* WHAT TO DO:
Whenever a line in the data holds the string "icon", pull that line out.

### TASK INPUTS

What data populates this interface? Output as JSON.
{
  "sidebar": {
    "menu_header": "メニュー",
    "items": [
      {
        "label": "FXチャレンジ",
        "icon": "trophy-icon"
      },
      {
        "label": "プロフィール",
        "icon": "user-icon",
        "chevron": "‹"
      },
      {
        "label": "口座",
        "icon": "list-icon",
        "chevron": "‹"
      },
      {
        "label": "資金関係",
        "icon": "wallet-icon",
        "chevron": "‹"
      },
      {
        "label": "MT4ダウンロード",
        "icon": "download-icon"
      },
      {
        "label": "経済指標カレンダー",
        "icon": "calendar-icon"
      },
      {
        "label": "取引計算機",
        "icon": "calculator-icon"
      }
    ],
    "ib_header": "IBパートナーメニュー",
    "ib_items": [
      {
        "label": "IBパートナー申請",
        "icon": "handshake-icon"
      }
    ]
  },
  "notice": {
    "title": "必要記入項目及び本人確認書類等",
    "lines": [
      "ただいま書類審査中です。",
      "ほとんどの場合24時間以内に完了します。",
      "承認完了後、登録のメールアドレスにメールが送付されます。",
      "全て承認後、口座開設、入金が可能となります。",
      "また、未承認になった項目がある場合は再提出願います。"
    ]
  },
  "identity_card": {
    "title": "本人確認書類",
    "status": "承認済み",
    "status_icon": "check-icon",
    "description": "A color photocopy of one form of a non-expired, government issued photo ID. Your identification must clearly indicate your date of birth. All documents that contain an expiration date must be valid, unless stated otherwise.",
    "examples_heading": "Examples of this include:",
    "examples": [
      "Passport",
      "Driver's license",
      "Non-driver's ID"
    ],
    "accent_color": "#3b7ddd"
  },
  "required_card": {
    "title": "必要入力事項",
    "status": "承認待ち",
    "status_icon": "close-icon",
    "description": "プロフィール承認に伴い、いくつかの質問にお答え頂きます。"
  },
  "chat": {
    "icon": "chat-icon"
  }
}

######

* ANSWER TO THIS TASK:
        "icon": "trophy-icon"
        "icon": "user-icon",
        "icon": "list-icon",
        "icon": "wallet-icon",
        "icon": "download-icon"
        "icon": "calendar-icon"
        "icon": "calculator-icon"
        "icon": "handshake-icon"
    "status_icon": "check-icon",
    "status_icon": "close-icon",
    "icon": "chat-icon"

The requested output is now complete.